FORWARD ARTS FOUNDATION: Please talk about your development as a write of poems. Tell us when you first felt you were a poet and how it went from there.

SASHA DUGDALE: I don’t think I ever feel like a poet. That feels too grand a title. I write poems because I have to write them, and I suffer when I can’t find that space to write. You have to allow poems space or they can be silenced – they wither and disappear when they are not tended. I think ‘tending’ poetry is still harder for women, who are often juggling jobs and being carers. I read Tilly Olsen’s Silences as a young mother, and absolutely identified with her analysis of the problems for women writers.
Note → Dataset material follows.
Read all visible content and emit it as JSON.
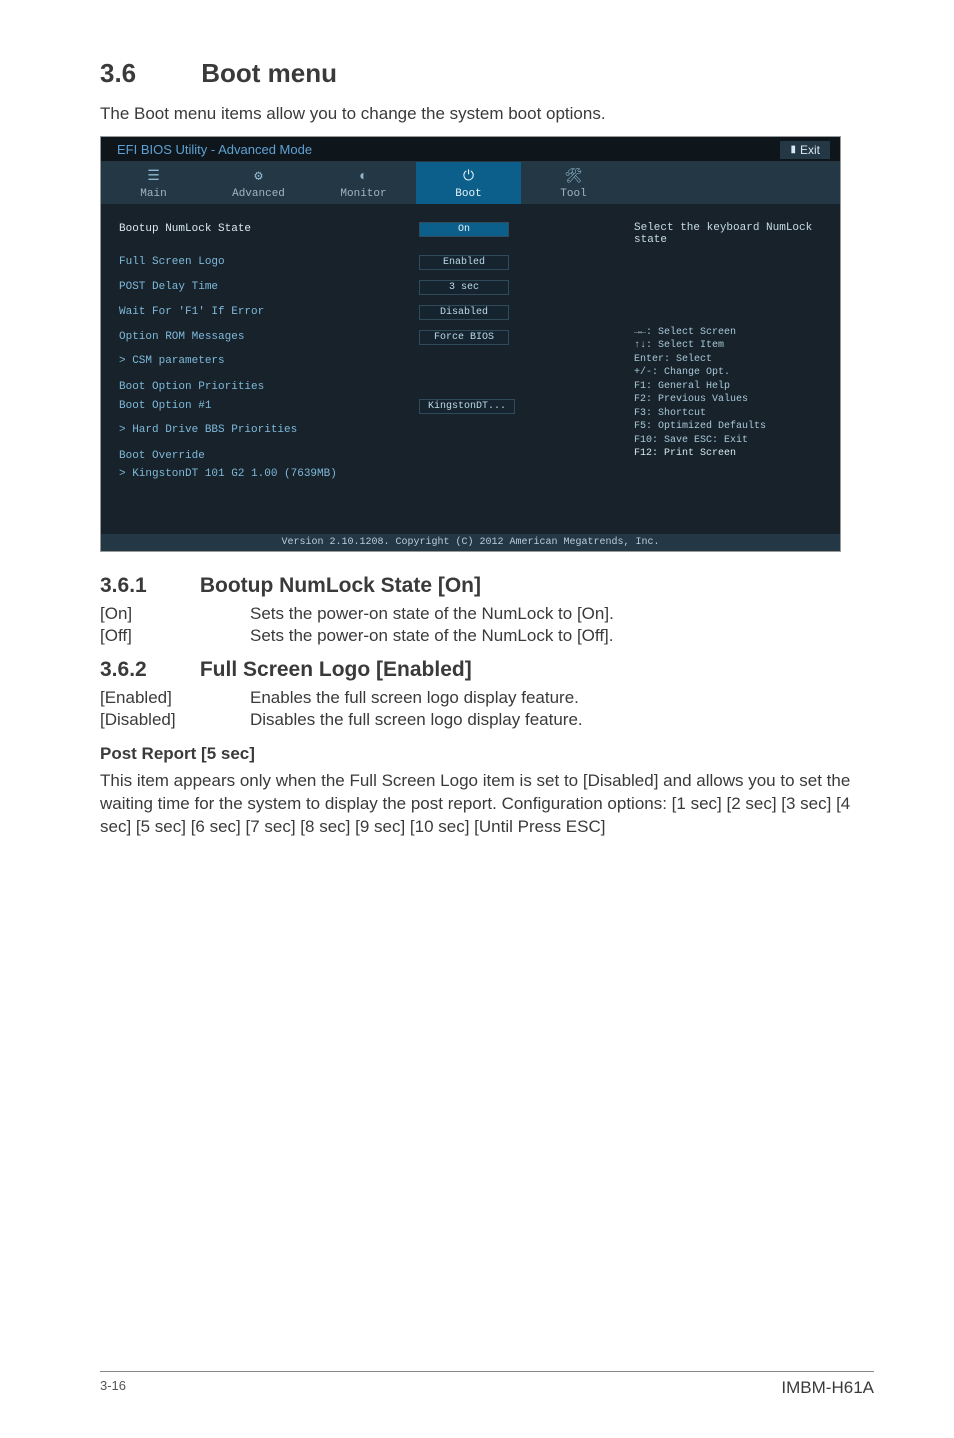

I know there are writers who write a great deal and then out of their writing they gather material and poems that work. Other writers write very little and only when they have to. I’m in the latter category. For me to write a poem the stars have to be correctly aligned! So when I don’t manage to tend the poem and bring it to life it feels doubly hard.

FAF: What does being shortlisted for the Forward Prizes mean for you?

SD: I’m delighted because it’s proof that the poem has communicated with others, and I am also delighted for Michael Schmidt and PN Review. It’s a long poem and I was grateful to Michael for publishing it. I sent it in desperation and I didn’t begin to think he would publish it!

FAF: Please tell us about the genesis of your shortlisted poem. Is it part of a collection or sequence? Where can a reader find more by you?

SD: ‘Joy’ is a long monologue, spoken by Catherine, the widow of the poet William Blake. William Blake was a craftsman, an engraver, and he lived in poverty and disregard, working constantly and gripped by the passion of his work until the day he died. William married Catherine when he was 24, he taught her to read and write and to help him in his craft. They lived and worked side by side until Blake’s death. Catherine was involved in all his work, colouring, making up chemicals, perhaps even drawing. They were never parted. In this monologue Catherine looks back at their life together in her grief and solitude. Part of her grief is the natural grief of losing a life-partner, but I also wanted to consider what it would be like to lose a partner in creativity, in poetry. All the parts of Blake’s life were so integrated, that Catherine, in losing Blake, lost everything. In the poem the word ‘Blake’ runs through like a leitmotif.

FAF: Which poets do you admire most and what do you value in their work?

SD: I read a good deal of world poetry because of my work editing Modern Poetry in Translation. Recently I have been reading Don Mee Choi’s Hardly War and I have huge admiration for this book. I’ve also really enjoyed Richard Zenith’s translations of Carlos Drummond (published by Penguin), Krystyna Miłobędzka in Elżbieta Wójcik-Leese’s translations, Syrian poet Golan Haji in Stephen Watt’s translations and David Constantine’s translations of Brecht. I translate from Russian, and I am desperate to get my teeth into the poems of excellent contemporary poet Maria Stepanova. In all cases I read this work because I need to – it is like a vitamin injection. English suddenly seems bigger and richer and I itch to write again.

FAF: What is next for you as a poet?

SD: I am itching to write at the moment! There is so much to write about. The world is full of wonderful and frightful things which interest me and I want to consider, either in poetry or prose. I’d like to write in a more experimental way, but I also like the tension between the traditional lyric and contemporary madness.

FAF: What advice would you give to anyone starting out in poetry today?

SD: I was very anxious when I started publishing work. I never wanted anyone to read it. I felt shamed. Now I would tell my younger self to be braver and thicker-skinned and to dig away deeper at what I thought I wanted to write. And of course (everyone always says it) to read. But read like a predator, only read what is useful!